I also managed to complete days 10 and 16 - the former I heard about Ministry of Testing’s “Masters of the Ministry” and I’ve booked myself into Richard Bradshaw’s awesome-looking week of workshops. The latter I attended a non-testing event in the shape of Manchester Tech Nights, partly because I’ve attended before and was curious to see what the numbers of testers were like and also because the head of HR at ResponseTap, Rebecca Taylor, was speaking.
What I almost achieved or technically did achieve
- Number 14 “Step out of your comfort zone” - I’m hoping to do this soon by appearing on the Let’s Talk About Tests, Baby! Podcast! I hate listening to myself so definitely not comfortable with it, but looking forward to giving it a good go anyway! I think I might enjoy it though!
- Number 19 “Find and use a new tool” - I think I technically achieved this with the colour blindness tool, but I wanted to really use this challenge to get my teeth into one of the many tools I keep seeing mentioned from time to time around the testing community.

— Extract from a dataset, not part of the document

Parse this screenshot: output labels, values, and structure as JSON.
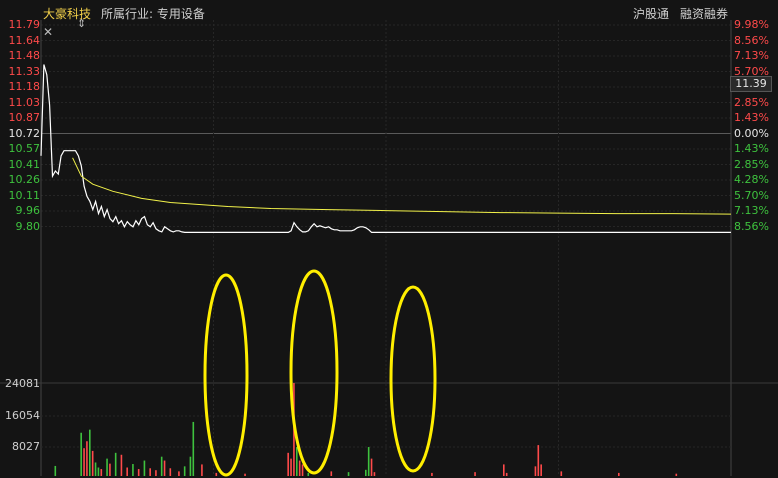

- Number 21 “Pair test with someone” I probably achieved as well because in my current role I try to do this as much as possible anyway. I did pair test with a developer last week in fact.
- Number 26 “Invite a non-tester to a testing event” I regularly keep plugging TestBash at every meetup I attend so I’ve invited a lot of them technically!
No more excuses, here’s some I can at least achieve right here
- Number 17 “Find and share a quote that inspires you” - “At the simplest level, people are doing testing all the time. You often run and analyze tests without even knowing it.” - Gerald Weinberg Perfect Software and other illusions about testing, 2008.
- Number 22 “Share your favourite testing tool” - well the tool I use the most is a pen and notepad, but my favourite testing tool is probably the programming language Python. I write a lot of tools for my own testing with it and I love how versatile it is thanks to its popularity. I don’t think I like any tools that describe themselves as testing tools, I’ve not used one that I’ve liked - for example TestLink or DevTrack.
- Number 27 - “Say something nice about the thing you just tested”. Ok so I’ve recently been testing a particular new application at work and I love how easy it is to test it in isolation. It’s a service that consumes messages from other applications so its reliant on these messages in order to test its logic. However, the developers helpfully included some API endpoints to simulate the messages so where necessary it was possible to test the logic of the service in isolation quite easily. It has meant we can test some things a little earlier and quicker than waiting for a fully integrated environment (although obviously we still need to test that too).